So when are you going to take your kid’s money IQ to the next level? Your youngster is perfectly capable of grasping the following and more:

  • How bank accounts work.
  • How to track income and spending as numbers instead of coins.
  • How to avoid costly debt.
  • How to put money to work with compound interest.
  • How to allocate money to specific financial goals.

That sounds like a daunting parental task, but it doesn’t have to be.

You can do it all with a simple spreadsheet. That’s how I started out with my kids, and I’m not alone. The wildly popular financial blogger Mr. Money Mustache is doing the same. He’s using his “Bank of Mr. Money Mustache” spreadsheet to teach his young son about money too.


Why a Traditional Bank Savings Account Doesn't Teach Your Kid How to Save

Less than a penny in interest for a year of saving? Seriously?

What’s the best way to teach your youngster about saving and the power of compound interest?

Everybody knows you march your kid straight down to the local bank or credit union and open up a traditional savings account. Right? That’s certainly the conventional wisdom.

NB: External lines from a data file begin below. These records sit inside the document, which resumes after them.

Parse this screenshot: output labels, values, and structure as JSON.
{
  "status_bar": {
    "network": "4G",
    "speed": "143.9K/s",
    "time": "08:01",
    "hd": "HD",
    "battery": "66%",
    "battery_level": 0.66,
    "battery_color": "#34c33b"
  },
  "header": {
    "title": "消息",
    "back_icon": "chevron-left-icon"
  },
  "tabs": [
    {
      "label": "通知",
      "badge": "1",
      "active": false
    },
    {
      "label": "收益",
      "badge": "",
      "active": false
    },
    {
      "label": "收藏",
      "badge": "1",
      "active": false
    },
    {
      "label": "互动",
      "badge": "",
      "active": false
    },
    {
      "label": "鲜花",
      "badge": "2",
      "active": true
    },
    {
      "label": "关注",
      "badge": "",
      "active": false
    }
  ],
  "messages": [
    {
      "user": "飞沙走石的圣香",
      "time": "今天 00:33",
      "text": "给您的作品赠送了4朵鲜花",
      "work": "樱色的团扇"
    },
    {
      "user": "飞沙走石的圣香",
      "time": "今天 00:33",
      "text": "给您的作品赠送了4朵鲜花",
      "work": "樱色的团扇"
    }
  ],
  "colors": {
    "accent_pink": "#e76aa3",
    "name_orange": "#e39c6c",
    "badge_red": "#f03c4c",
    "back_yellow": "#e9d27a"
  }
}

In fact, opening a savings account for your 6 year old is the “official” wisdom too. So says the panel of financial experts who make up the United States President’s Advisory Council on Financial Capability. It’s item 8 on their list of 20 things kids need to know to live financially smart lives.

My take? That’s complete bullcorn.

Let’s just think about this from a 6 year old’s perspective for a moment: